And none are as straightforward as they may first appear. Donna (Lara Flynn Boyle) loves James (James Marshall), and James loves Donna. But wait, James loves Laura (Sheryl Lee) too? Laura loves James, and Bobby (Dana Ashbrook) loves Laura. Bobby also loves Shelly (Mädchen Amick), who loves him in return. Too bad Shelly is married to Leo (Eric DaRe), who loves her. Hank (Chris Mulkey) loves Norma (Peggy Lipton), but Norma loves Ed (Everett McGill). Ed loves Norma, but Nadine (Wendy Robie) loves Ed too. Nadine also loves high school kid Mike (Gary Hershberger) at one stage, who seems to be in it only for the sex (which is great apparently). Who’d have thought? Andy (Harry Goaz) and Dick (Ian Buchanan) both love Lucy (Kimmy Robertson), but Lucy only loves Andy. Harry (Michael Ontkean) and Pete (Jack Nance) both love Josie Packard (Joan Chen), but she’s an evil bitch, so who knows if she’s even capable of love? Cooper (Kyle McLachlan) loves Annie (Heather Graham), and Annie loves Cooper. Finally a simple relationship! Except, no, wait! High school hotness Audrey (Sherilyn Fenn) also has a thing for Cooper, and… well, we’re not quite sure how Cooper feels about Audrey. But it’s not entirely platonic.
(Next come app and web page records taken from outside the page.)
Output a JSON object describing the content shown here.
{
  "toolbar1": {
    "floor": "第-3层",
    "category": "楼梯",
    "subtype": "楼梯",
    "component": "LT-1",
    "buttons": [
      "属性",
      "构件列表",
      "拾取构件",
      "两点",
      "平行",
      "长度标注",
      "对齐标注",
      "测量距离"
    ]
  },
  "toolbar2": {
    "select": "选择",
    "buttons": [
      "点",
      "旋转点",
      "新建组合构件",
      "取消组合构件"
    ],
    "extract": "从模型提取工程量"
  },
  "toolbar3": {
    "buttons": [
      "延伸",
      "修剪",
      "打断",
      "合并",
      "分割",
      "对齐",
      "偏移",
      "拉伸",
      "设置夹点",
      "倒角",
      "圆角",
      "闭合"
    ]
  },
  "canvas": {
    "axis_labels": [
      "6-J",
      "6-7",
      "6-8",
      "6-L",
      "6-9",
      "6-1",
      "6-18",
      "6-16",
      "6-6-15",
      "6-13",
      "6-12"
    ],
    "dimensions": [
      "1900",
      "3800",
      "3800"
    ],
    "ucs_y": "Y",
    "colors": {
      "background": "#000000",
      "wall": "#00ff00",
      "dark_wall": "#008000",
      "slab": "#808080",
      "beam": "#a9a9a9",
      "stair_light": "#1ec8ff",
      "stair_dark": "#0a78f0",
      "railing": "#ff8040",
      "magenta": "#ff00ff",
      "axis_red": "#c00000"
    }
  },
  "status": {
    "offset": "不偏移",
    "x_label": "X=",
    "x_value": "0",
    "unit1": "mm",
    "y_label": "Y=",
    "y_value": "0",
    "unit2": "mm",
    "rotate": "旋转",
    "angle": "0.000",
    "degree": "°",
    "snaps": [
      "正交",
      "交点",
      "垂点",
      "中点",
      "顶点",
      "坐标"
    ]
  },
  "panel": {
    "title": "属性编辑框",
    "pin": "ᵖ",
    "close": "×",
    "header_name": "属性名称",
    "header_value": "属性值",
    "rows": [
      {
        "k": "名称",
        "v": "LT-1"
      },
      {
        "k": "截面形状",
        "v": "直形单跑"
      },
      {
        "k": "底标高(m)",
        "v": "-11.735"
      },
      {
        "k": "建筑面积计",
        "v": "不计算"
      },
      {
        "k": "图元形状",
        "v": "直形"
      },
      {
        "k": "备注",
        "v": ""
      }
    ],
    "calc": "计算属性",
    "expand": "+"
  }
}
I hope you got all that, because trust me, it’s only the half of it. 

Relationships aside, Twin Peaks has so much more to offer its audience.

Rewatching it now, it feels as current as if it were produced last year, instead of last century. 

The mystery is intense, though it must be said that when we finally get the answer it’s kind of anti-climactic — in all honesty, the fun really is in the waiting. The slow build up from episode to episode is truly brilliant, and the show’s strongest point was probably the lead up to that reveal of who did, in fact, kill Laura Palmer (and what those people talking backwards had to do with anything). About halfway into Season 2, we get the dish on Laura’s killer, and the show hits a bit of a slump after that. It does, however, pick up again for the last batch of episodes, and the finale is one of the best hours of television I’ve ever seen. 

David Duchovny as Denise Bryson in Twin Peaks: The Return

If you have even the smallest, shriveled up, poor excuse of a heart, at least a portion of it will belong to the folks of Twin Peaks before you even reach the end of Season 1. Of course, everyone will have their favorites from the bunch (for many it is David Duchovny as Denise Bryson, a kickass DEA agent and trans woman. In 1991!)  but I feel it’s almost impossible not to love them all at one stage or another, which is why it is so exciting — but also worrying — to have the series return for a very long-awaited “Season 3” this week, a quarter century after the show went off the air.  

On the one hand, with the series’ cancellation at the end of an increasingly bizarre, but compelling, Season 2, most of these characters we quickly grew to love never got a resolution–which I’ve always felt was a good thing. The show could live on in our minds and in our hearts, and the lack of a definitive conclusion meant their futures could be whatever we wanted them to be — very in keeping with the series’ unsettling vibe.

On the other hand, I doubt I’m the only one still wondering: how the fuck IS Annie? How’s the Log Lady? WHAT IS HAPPENING WITH BOB?

These thoughts have never been far from my mind in all the years since I first watched this show. Because Twin Peaks is not just a television show. It is a phenomenon. And it becomes a part of you.

So I will be tuning into Showtime this Sunday to let the mystery take hold once more. I hope.

About the author'


Joe O'Brien is a Contributing Writer to Geek Speak Magazine.